**WHAT TO WORK ON:**
Nothing in the entries may change when you repeat them, and no images may appear.

(Interface dataset entries)
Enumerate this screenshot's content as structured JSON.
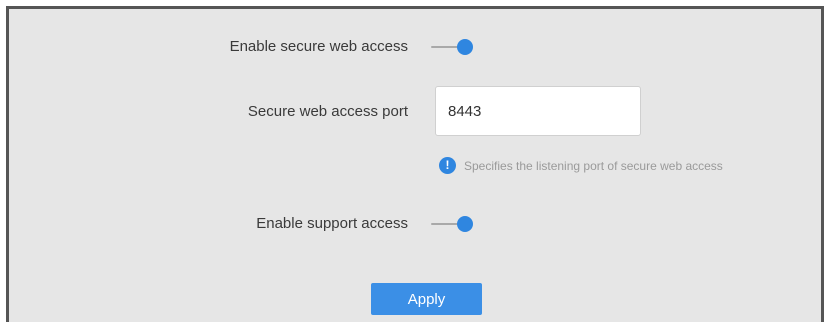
{
  "settings": {
    "secure_web_access": {
      "label": "Enable secure web access",
      "enabled": true
    },
    "port": {
      "label": "Secure web access port",
      "value": "8443",
      "hint": "Specifies the listening port of secure web access"
    },
    "support_access": {
      "label": "Enable support access",
      "enabled": true
    }
  },
  "icons": {
    "hint_icon": "info-icon"
  },
  "actions": {
    "apply_label": "Apply"
  },
  "colors": {
    "accent": "#2f86e0",
    "panel_background": "#e6e6e6"
  }
}
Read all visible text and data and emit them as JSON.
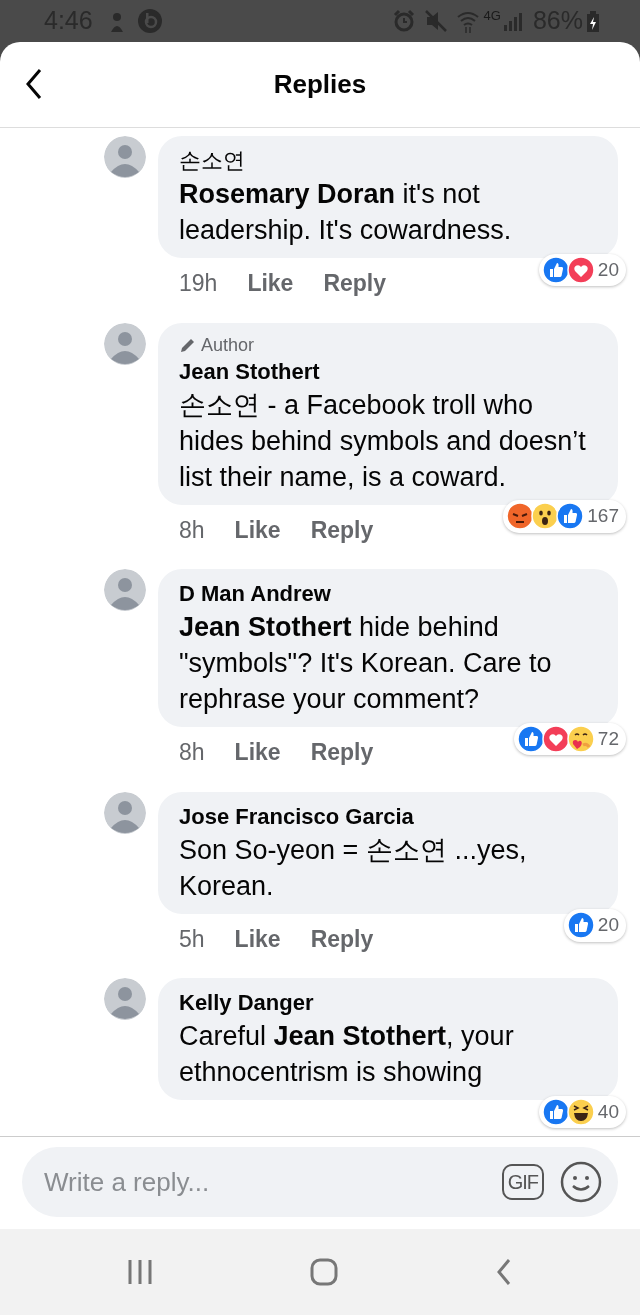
{
  "status_bar": {
    "time": "4:46",
    "network": "4G",
    "battery": "86%"
  },
  "header": {
    "title": "Replies"
  },
  "comments": [
    {
      "author": "손소연",
      "author_bold": false,
      "body": "**Rosemary Doran** it's not leadership. It's cowardness.",
      "time": "19h",
      "like": "Like",
      "reply": "Reply",
      "reactions": [
        {
          "kind": "like"
        },
        {
          "kind": "love"
        }
      ],
      "reaction_count": "20"
    },
    {
      "author": "Jean Stothert",
      "author_bold": true,
      "badge": "Author",
      "body": "손소연 - a Facebook troll who hides behind symbols and doesn’t list their name, is a coward.",
      "time": "8h",
      "like": "Like",
      "reply": "Reply",
      "reactions": [
        {
          "kind": "angry"
        },
        {
          "kind": "wow"
        },
        {
          "kind": "like"
        }
      ],
      "reaction_count": "167"
    },
    {
      "author": "D Man Andrew",
      "author_bold": true,
      "body": "**Jean Stothert** hide behind \"symbols\"?  It's Korean.  Care to rephrase your comment?",
      "time": "8h",
      "like": "Like",
      "reply": "Reply",
      "reactions": [
        {
          "kind": "like"
        },
        {
          "kind": "love"
        },
        {
          "kind": "care"
        }
      ],
      "reaction_count": "72"
    },
    {
      "author": "Jose Francisco Garcia",
      "author_bold": true,
      "body": "Son So-yeon =  손소연 ...yes, Korean.",
      "time": "5h",
      "like": "Like",
      "reply": "Reply",
      "reactions": [
        {
          "kind": "like"
        }
      ],
      "reaction_count": "20"
    },
    {
      "author": "Kelly Danger",
      "author_bold": true,
      "body": "Careful **Jean Stothert**, your ethnocentrism is showing",
      "reactions": [
        {
          "kind": "like"
        },
        {
          "kind": "haha"
        }
      ],
      "reaction_count": "40"
    }
  ],
  "composer": {
    "placeholder": "Write a reply...",
    "gif": "GIF"
  }
}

**TASK SOLUTION:**
Enumerate this screenshot's content as structured JSON.
{
  "settings": {
    "secure_web_access": {
      "label": "Enable secure web access",
      "enabled": true
    },
    "port": {
      "label": "Secure web access port",
      "value": "8443",
      "hint": "Specifies the listening port of secure web access"
    },
    "support_access": {
      "label": "Enable support access",
      "enabled": true
    }
  },
  "icons": {
    "hint_icon": "info-icon"
  },
  "actions": {
    "apply_label": "Apply"
  },
  "colors": {
    "accent": "#2f86e0",
    "panel_background": "#e6e6e6"
  }
}
Read all visible text and data and emit them as JSON.
{
  "status_bar": {
    "time": "4:46",
    "network": "4G",
    "battery": "86%"
  },
  "header": {
    "title": "Replies"
  },
  "comments": [
    {
      "author": "손소연",
      "author_bold": false,
      "body": "**Rosemary Doran** it's not leadership. It's cowardness.",
      "time": "19h",
      "like": "Like",
      "reply": "Reply",
      "reactions": [
        {
          "kind": "like"
        },
        {
          "kind": "love"
        }
      ],
      "reaction_count": "20"
    },
    {
      "author": "Jean Stothert",
      "author_bold": true,
      "badge": "Author",
      "body": "손소연 - a Facebook troll who hides behind symbols and doesn’t list their name, is a coward.",
      "time": "8h",
      "like": "Like",
      "reply": "Reply",
      "reactions": [
        {
          "kind": "angry"
        },
        {
          "kind": "wow"
        },
        {
          "kind": "like"
        }
      ],
      "reaction_count": "167"
    },
    {
      "author": "D Man Andrew",
      "author_bold": true,
      "body": "**Jean Stothert** hide behind \"symbols\"?  It's Korean.  Care to rephrase your comment?",
      "time": "8h",
      "like": "Like",
      "reply": "Reply",
      "reactions": [
        {
          "kind": "like"
        },
        {
          "kind": "love"
        },
        {
          "kind": "care"
        }
      ],
      "reaction_count": "72"
    },
    {
      "author": "Jose Francisco Garcia",
      "author_bold": true,
      "body": "Son So-yeon =  손소연 ...yes, Korean.",
      "time": "5h",
      "like": "Like",
      "reply": "Reply",
      "reactions": [
        {
          "kind": "like"
        }
      ],
      "reaction_count": "20"
    },
    {
      "author": "Kelly Danger",
      "author_bold": true,
      "body": "Careful **Jean Stothert**, your ethnocentrism is showing",
      "reactions": [
        {
          "kind": "like"
        },
        {
          "kind": "haha"
        }
      ],
      "reaction_count": "40"
    }
  ],
  "composer": {
    "placeholder": "Write a reply...",
    "gif": "GIF"
  }
}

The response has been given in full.